_WHAT YOU NEED TO DO_
Scan the material below for every line with the string "true", and copy those lines.
____
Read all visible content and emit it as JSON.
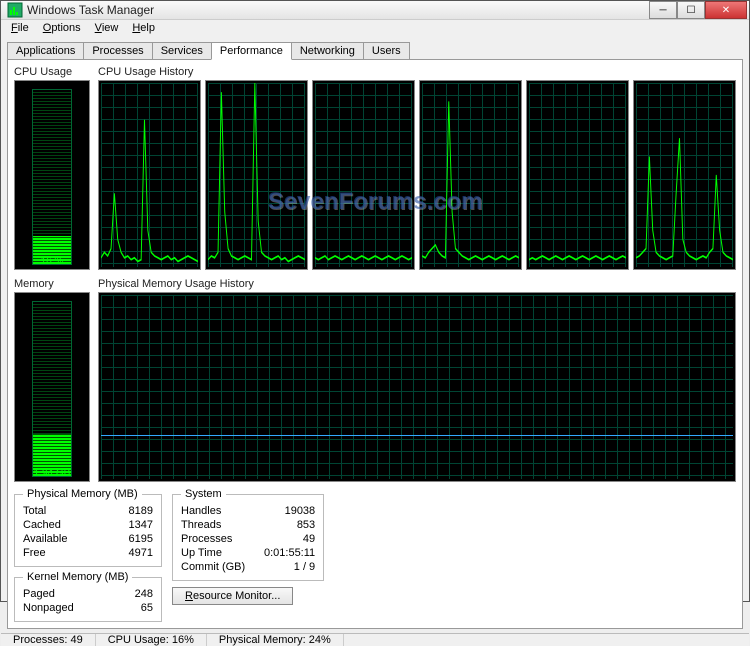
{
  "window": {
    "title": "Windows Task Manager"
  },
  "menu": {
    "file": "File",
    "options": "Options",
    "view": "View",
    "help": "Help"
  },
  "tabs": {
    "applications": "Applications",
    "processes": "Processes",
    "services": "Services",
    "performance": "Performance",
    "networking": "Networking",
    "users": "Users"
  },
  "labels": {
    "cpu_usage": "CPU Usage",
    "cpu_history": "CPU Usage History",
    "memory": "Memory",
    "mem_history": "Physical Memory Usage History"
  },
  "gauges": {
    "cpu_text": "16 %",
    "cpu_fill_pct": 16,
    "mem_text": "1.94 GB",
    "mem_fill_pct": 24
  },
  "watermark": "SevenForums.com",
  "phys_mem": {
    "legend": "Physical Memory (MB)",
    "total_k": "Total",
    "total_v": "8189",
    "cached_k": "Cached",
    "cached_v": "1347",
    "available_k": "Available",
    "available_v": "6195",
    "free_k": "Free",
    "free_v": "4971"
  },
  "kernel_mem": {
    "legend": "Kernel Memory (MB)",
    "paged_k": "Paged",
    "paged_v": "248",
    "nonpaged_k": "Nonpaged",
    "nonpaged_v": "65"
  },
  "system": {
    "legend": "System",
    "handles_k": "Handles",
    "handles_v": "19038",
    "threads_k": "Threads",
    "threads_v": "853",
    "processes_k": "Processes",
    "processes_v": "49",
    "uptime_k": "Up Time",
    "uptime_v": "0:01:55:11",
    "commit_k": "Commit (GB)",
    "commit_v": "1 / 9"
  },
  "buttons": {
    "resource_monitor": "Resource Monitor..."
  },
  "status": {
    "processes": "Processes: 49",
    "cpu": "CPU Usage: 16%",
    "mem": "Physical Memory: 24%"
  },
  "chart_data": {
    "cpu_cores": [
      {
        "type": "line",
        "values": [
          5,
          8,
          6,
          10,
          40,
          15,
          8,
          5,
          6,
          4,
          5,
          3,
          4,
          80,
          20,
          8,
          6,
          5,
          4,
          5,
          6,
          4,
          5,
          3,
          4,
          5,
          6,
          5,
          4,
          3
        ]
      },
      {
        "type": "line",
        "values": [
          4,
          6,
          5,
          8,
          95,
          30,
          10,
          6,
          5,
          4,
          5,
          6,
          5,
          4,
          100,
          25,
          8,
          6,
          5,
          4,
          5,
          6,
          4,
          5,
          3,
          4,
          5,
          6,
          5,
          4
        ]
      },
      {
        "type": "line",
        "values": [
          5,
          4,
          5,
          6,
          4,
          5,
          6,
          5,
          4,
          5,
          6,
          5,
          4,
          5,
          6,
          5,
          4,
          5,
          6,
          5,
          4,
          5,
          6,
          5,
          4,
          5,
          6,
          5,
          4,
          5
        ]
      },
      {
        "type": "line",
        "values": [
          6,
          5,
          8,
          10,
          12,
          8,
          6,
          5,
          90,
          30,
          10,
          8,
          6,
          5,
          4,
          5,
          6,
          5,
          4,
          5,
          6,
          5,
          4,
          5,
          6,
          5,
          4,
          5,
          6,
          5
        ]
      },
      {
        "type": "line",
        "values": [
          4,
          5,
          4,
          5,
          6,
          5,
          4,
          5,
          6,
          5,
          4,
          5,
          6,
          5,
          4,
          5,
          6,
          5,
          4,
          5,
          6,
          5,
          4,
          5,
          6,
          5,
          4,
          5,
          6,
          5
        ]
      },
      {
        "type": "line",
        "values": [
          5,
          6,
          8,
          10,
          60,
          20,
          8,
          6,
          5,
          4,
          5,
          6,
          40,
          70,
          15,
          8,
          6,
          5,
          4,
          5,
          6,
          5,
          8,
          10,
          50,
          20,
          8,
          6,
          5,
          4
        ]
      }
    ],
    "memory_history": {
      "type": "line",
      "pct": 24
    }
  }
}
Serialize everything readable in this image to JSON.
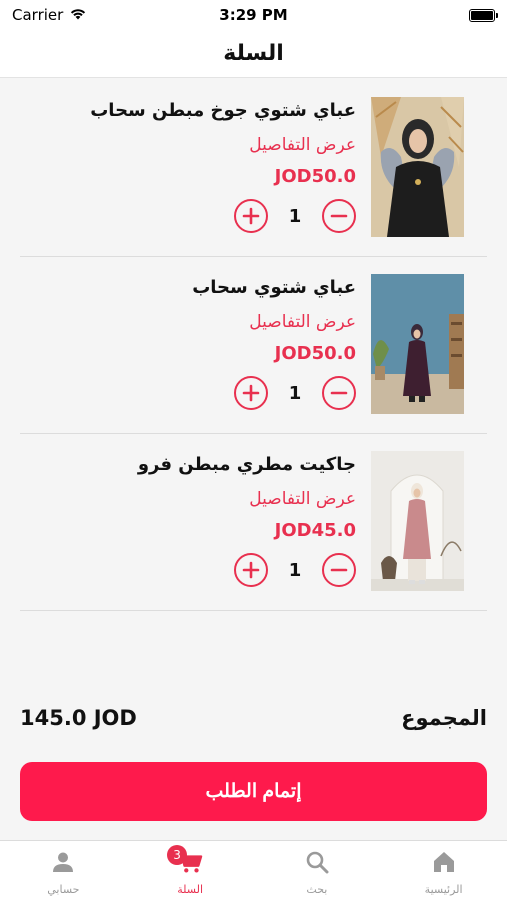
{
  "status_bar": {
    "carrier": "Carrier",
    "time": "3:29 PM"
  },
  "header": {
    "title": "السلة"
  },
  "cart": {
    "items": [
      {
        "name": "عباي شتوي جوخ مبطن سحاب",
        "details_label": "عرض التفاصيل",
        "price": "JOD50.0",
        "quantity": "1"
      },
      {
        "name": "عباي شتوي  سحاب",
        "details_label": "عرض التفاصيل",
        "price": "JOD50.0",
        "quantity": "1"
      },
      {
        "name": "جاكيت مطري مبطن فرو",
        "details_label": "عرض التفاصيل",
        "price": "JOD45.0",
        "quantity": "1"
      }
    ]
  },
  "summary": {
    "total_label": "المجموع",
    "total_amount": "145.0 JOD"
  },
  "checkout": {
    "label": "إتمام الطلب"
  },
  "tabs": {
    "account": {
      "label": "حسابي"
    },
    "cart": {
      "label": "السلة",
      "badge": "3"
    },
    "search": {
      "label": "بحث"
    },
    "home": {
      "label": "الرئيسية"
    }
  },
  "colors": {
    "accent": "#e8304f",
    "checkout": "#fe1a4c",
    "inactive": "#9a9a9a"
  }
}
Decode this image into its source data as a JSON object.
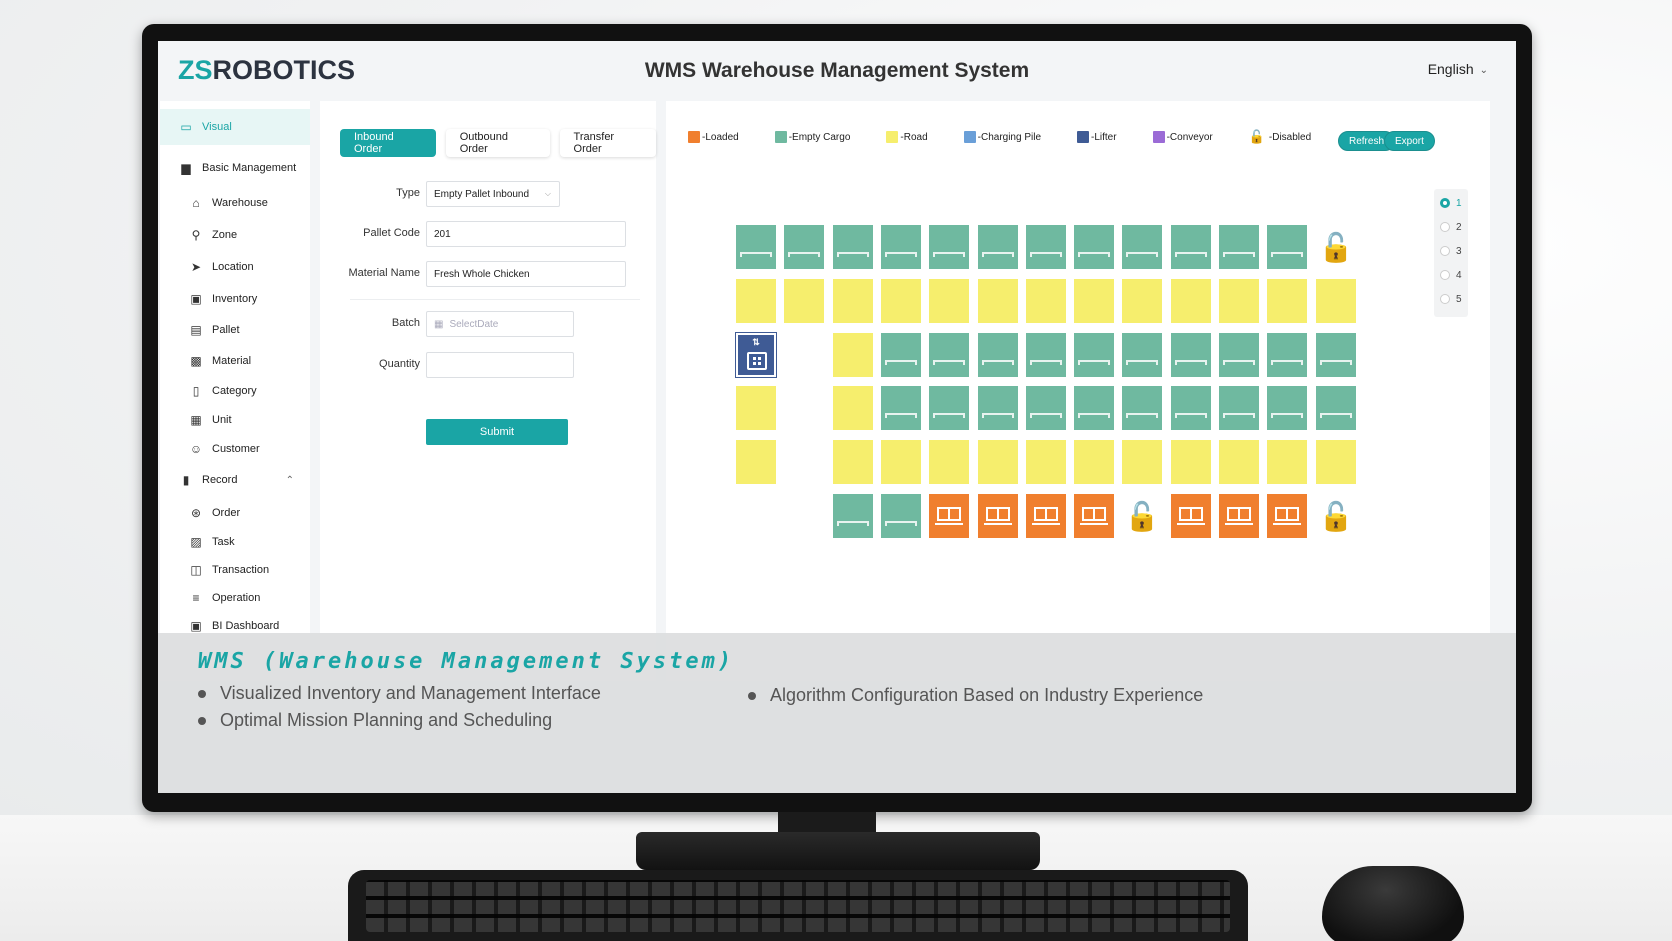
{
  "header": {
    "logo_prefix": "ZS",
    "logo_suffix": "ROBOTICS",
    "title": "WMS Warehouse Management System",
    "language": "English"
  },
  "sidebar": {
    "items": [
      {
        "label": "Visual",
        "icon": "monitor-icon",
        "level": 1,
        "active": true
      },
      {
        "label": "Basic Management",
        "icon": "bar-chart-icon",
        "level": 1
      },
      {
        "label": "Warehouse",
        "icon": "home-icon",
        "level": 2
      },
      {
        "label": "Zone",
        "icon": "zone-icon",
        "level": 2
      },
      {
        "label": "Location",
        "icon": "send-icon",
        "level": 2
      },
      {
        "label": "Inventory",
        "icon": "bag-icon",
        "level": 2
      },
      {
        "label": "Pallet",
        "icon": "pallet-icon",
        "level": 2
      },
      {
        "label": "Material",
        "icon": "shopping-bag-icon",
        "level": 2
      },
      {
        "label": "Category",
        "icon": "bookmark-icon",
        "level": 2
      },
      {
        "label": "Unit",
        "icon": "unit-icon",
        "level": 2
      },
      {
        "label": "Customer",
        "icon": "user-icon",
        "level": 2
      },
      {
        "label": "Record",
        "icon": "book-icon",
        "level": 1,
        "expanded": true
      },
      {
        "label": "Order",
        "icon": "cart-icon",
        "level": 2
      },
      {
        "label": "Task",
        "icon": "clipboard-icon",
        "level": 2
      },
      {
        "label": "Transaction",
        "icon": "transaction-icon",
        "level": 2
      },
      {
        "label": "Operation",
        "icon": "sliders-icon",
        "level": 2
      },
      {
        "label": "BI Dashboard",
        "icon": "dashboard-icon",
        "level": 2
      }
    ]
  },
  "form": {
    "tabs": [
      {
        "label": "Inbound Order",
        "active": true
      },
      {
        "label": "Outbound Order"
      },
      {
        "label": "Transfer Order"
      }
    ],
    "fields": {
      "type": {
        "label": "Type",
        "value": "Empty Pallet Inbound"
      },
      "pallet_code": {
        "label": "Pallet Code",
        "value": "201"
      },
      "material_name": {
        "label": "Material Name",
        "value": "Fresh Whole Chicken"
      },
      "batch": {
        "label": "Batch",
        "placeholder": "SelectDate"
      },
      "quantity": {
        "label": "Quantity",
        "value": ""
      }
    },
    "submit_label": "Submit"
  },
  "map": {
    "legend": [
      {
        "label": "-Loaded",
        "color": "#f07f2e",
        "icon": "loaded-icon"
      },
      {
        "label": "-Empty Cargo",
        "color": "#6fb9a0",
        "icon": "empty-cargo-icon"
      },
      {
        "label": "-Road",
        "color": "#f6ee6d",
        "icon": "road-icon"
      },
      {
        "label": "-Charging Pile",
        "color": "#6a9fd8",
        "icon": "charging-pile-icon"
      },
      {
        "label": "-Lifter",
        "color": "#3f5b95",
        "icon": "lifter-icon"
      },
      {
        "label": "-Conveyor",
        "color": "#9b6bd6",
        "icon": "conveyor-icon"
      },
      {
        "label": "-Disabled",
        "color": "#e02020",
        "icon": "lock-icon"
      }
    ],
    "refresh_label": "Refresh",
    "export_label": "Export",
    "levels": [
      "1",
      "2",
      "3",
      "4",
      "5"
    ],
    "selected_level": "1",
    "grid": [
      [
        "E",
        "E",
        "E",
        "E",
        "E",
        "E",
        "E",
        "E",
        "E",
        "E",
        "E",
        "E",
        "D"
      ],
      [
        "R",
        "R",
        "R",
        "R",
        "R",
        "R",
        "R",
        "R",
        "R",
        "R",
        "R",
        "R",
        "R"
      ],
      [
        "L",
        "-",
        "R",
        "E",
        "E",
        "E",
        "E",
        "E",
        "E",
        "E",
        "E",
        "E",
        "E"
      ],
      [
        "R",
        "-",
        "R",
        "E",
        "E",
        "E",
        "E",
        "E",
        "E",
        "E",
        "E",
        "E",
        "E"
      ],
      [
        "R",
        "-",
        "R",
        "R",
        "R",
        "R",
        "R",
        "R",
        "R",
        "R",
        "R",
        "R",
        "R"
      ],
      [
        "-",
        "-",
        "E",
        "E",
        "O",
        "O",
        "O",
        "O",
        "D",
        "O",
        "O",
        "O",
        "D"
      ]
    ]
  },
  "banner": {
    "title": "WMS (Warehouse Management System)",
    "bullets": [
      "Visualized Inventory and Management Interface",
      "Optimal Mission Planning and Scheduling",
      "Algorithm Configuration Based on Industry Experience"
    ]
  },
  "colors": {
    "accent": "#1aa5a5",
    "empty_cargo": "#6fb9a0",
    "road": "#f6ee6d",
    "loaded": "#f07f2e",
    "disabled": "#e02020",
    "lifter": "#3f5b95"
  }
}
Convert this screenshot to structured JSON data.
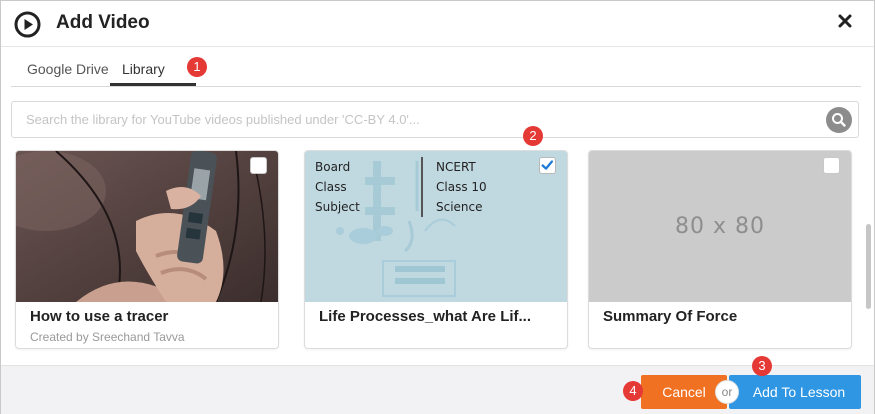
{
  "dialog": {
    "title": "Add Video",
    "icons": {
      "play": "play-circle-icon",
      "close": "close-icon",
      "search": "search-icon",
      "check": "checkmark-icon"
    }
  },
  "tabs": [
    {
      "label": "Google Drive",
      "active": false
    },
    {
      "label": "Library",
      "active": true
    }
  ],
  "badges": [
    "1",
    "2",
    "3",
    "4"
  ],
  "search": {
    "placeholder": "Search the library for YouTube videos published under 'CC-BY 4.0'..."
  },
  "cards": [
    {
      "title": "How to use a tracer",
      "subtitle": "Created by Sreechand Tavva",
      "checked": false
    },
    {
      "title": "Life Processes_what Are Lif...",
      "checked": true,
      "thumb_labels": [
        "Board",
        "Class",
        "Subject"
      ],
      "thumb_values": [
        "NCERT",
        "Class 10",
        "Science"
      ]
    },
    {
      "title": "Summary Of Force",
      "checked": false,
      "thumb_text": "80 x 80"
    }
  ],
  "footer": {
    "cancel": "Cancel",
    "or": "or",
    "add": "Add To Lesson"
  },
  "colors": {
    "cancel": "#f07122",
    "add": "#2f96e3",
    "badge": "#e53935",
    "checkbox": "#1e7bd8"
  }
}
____
_WRITTEN ANSWER_
        "active": true
        "expanded": true
        "active": true
      "active": true
      "checked": true,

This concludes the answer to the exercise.